HOOVER, Ala. — En route to the Hyatt Regency hotel, Bo Wallace learned to what All-Southeastern Conference preseason team he was selected: the third.
“It’s another chip,” the Ole Miss quarterback said, “on my shoulder.”
There are a lot of them.
Wallace’s appearance at SEC media days on Thursday — the final of the four-day event in this Birmingham suburb — centered on revenge, vengeance and retribution.
His shoulder is full of chips — maybe the least of which came when media members pegged him below two other quarterbacks in the conference in All-SEC voting.
Wallace assumed he would make the second team behind first-teamer Nick Marshall, Auburn’s dual-threat QB.
He dropped another rung.
It gets juicier. The second-team quarterback is Mississippi State’s Dak Prescott, a speedy junior who hasn’t yet played a full season as a starter and competes for Ole Miss’ bitter rival.
“I didn’t think I was going to be third,” Wallace said.
It’s one in a list of issues for the former junior college star from Tennessee.
There’s his performance in Ole Miss’ game last season against Mississippi State in which he lost a fumble in overtime to seal the Rebels’ defeat. He calls that outing the worst of his career.
More troubling was the reemergence of a shoulder injury that greatly affected his velocity over the last month of the season — a second shoulder injury in two years.
Also, Ole Miss was picked to finish fourth in the SEC West by media members. And did we mention that 17-10 loss to Mississippi State?
More than a half-dozen times in a 20-minute chat with reporters, Wallace, unprompted, brought up the regular-season defeat.
“If we win that game, the hype is going to be different,” he said of the Rebels in preseason.
“I think we’re not even having this discussion if that didn’t happen,” he said later about the loss.
Wallace called it a “state tragedy” to lose that game.
His fumble in overtime still burns at the QB, but teammate Cody Prewitt said Wallace is using it as motivation — as if he didn’t have enough of that with all of the issues.
“I remember Bo caught a lot of flack in social media,” Prewitt said of the fumble at Mississippi State. “You’ve got to be a strong player to see that and turn it into a positive.”
Wallace enters this season as the SEC’s top returning player in total offense, passing yards a game, completion percentage and total passing yards.
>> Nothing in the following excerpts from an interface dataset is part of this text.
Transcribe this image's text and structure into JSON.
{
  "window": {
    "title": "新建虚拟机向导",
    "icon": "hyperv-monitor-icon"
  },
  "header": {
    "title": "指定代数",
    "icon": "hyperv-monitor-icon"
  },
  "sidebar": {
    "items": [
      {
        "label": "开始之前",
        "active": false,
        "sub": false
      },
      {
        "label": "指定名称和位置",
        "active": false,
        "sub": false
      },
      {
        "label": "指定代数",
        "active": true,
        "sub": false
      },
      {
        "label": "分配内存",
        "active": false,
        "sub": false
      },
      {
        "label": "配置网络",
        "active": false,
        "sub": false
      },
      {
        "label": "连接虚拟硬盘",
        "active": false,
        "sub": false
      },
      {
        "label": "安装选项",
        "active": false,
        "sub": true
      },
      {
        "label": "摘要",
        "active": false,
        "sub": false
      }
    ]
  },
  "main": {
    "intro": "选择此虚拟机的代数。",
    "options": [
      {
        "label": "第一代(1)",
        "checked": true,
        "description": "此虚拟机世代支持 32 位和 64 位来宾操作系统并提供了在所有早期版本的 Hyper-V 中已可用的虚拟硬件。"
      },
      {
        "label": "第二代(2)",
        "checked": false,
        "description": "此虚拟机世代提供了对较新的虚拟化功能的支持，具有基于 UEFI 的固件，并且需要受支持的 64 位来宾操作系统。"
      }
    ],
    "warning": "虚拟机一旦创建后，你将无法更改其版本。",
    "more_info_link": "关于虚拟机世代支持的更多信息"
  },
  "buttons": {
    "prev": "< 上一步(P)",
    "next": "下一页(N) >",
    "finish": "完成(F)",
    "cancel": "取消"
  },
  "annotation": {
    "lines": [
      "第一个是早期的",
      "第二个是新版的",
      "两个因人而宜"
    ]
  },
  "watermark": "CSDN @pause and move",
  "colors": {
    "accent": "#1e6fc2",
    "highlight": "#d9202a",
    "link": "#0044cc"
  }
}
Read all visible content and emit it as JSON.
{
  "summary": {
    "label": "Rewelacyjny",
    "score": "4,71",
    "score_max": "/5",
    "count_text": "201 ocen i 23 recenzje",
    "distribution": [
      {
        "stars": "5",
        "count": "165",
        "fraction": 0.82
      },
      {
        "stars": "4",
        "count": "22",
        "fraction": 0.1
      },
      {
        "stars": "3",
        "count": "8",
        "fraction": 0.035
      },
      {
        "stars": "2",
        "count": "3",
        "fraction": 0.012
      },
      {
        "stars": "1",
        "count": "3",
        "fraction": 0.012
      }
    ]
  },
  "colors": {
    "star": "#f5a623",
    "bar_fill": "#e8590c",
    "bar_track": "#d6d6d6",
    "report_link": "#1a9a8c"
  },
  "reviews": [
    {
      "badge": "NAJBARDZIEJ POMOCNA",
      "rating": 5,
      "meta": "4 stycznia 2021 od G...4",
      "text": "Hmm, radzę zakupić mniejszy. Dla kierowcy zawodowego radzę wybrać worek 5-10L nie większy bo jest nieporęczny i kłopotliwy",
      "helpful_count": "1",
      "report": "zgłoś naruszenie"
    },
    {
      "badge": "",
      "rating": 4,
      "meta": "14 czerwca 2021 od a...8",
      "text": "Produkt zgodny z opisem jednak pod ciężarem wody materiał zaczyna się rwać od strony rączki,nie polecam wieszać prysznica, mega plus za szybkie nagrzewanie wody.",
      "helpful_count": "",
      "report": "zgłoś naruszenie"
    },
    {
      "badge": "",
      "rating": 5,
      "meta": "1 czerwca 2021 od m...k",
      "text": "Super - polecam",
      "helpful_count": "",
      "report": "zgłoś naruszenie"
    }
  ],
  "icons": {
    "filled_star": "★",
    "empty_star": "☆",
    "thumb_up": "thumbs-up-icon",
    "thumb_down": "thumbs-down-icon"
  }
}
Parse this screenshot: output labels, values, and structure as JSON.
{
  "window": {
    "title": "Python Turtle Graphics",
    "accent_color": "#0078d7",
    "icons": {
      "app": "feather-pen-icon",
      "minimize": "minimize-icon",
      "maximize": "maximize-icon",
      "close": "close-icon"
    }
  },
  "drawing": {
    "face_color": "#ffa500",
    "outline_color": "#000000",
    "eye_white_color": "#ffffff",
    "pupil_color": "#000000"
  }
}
He threw for 3,346 yards and 18 touchdowns last season in leading Ole Miss to a second straight bowl game. Wallace is on the cusp of breaking a half-dozen school passing records, too.
Combine those facts with all of that motivation, and coach Hugh Freeze sees good things.
“Like I’ve said in many interviews, there’s no way we win two bowl games without him the past two seasons,” Freeze said. “I think he’s matured quite nicely in the way he leads our team, the way he goes about our business. He feels finally healthy and confident. I really think he’s at a point where he certainly has every avenue right now to step in and be one of the guys in this conference.”
After all, all of the other guys are gone.
The theme at media days this go around was clear: the departure of a half-dozen talented and veteran starting quarterbacks.
Wallace, despite that third-team selection, is the most experienced returner the league has.
That’s a good thing for Freeze and his rebuilding effort in Oxford, Mississippi. This is Year 3 under the coach, and Ole Miss is ahead of schedule in the process, Freeze said.
Still, he admits the Rebels aren’t there yet.
“I think most fans that are close to our program realize that we’re still maybe a year or two away of looking like a total SEC team in the depth chart,” he said.
At the top, Wallace, his squad looks very SEC — despite Thursday’s snub.
“He should be first team,” Prewitt said. “Everybody’s going to see that when the season starts.”